━━━━━ MATERIAL PROVIDED ━━━━━
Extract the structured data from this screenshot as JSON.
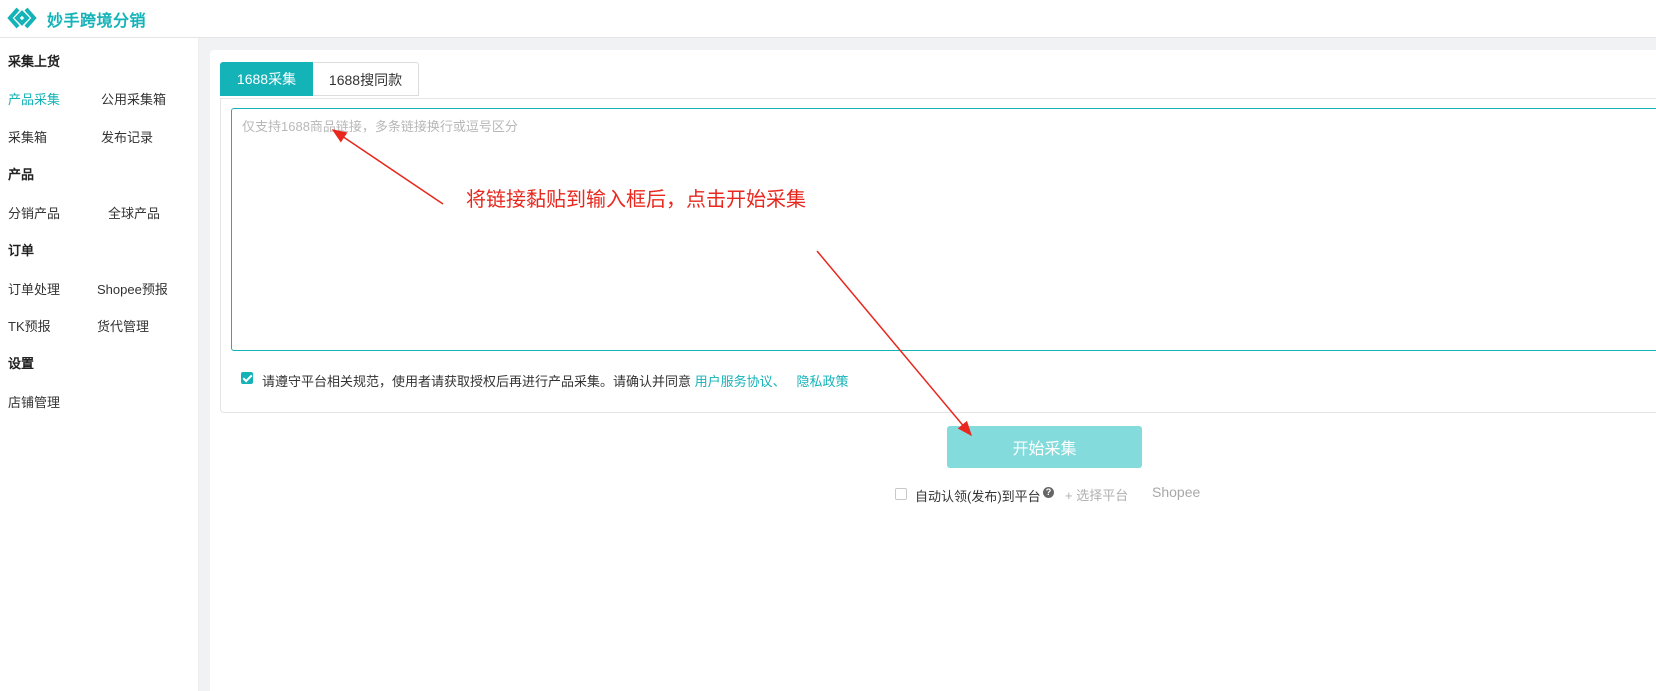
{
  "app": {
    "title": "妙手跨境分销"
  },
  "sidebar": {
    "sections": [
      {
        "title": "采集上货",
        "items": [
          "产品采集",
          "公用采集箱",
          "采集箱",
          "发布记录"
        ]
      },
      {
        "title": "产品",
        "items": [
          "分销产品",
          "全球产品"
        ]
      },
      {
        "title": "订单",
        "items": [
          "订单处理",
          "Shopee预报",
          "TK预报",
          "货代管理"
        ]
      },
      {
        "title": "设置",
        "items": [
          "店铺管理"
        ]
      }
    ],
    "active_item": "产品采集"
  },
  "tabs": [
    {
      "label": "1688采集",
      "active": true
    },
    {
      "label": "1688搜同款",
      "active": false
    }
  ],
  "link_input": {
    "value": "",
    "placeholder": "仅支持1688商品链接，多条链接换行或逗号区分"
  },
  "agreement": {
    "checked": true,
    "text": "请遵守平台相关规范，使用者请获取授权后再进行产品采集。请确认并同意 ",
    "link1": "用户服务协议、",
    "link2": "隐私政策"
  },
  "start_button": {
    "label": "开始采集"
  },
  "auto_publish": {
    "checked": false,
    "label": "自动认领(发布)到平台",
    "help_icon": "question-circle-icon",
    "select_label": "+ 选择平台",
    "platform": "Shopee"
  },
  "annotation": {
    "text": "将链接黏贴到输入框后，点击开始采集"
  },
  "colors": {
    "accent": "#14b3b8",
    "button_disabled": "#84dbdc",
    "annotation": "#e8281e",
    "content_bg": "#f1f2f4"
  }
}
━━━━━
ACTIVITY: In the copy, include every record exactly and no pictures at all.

RESPONSE TO THIS EXERCISE:
Extract the structured data from this screenshot as JSON.
{
  "app": {
    "title": "妙手跨境分销"
  },
  "sidebar": {
    "sections": [
      {
        "title": "采集上货",
        "items": [
          "产品采集",
          "公用采集箱",
          "采集箱",
          "发布记录"
        ]
      },
      {
        "title": "产品",
        "items": [
          "分销产品",
          "全球产品"
        ]
      },
      {
        "title": "订单",
        "items": [
          "订单处理",
          "Shopee预报",
          "TK预报",
          "货代管理"
        ]
      },
      {
        "title": "设置",
        "items": [
          "店铺管理"
        ]
      }
    ],
    "active_item": "产品采集"
  },
  "tabs": [
    {
      "label": "1688采集",
      "active": true
    },
    {
      "label": "1688搜同款",
      "active": false
    }
  ],
  "link_input": {
    "value": "",
    "placeholder": "仅支持1688商品链接，多条链接换行或逗号区分"
  },
  "agreement": {
    "checked": true,
    "text": "请遵守平台相关规范，使用者请获取授权后再进行产品采集。请确认并同意 ",
    "link1": "用户服务协议、",
    "link2": "隐私政策"
  },
  "start_button": {
    "label": "开始采集"
  },
  "auto_publish": {
    "checked": false,
    "label": "自动认领(发布)到平台",
    "help_icon": "question-circle-icon",
    "select_label": "+ 选择平台",
    "platform": "Shopee"
  },
  "annotation": {
    "text": "将链接黏贴到输入框后，点击开始采集"
  },
  "colors": {
    "accent": "#14b3b8",
    "button_disabled": "#84dbdc",
    "annotation": "#e8281e",
    "content_bg": "#f1f2f4"
  }
}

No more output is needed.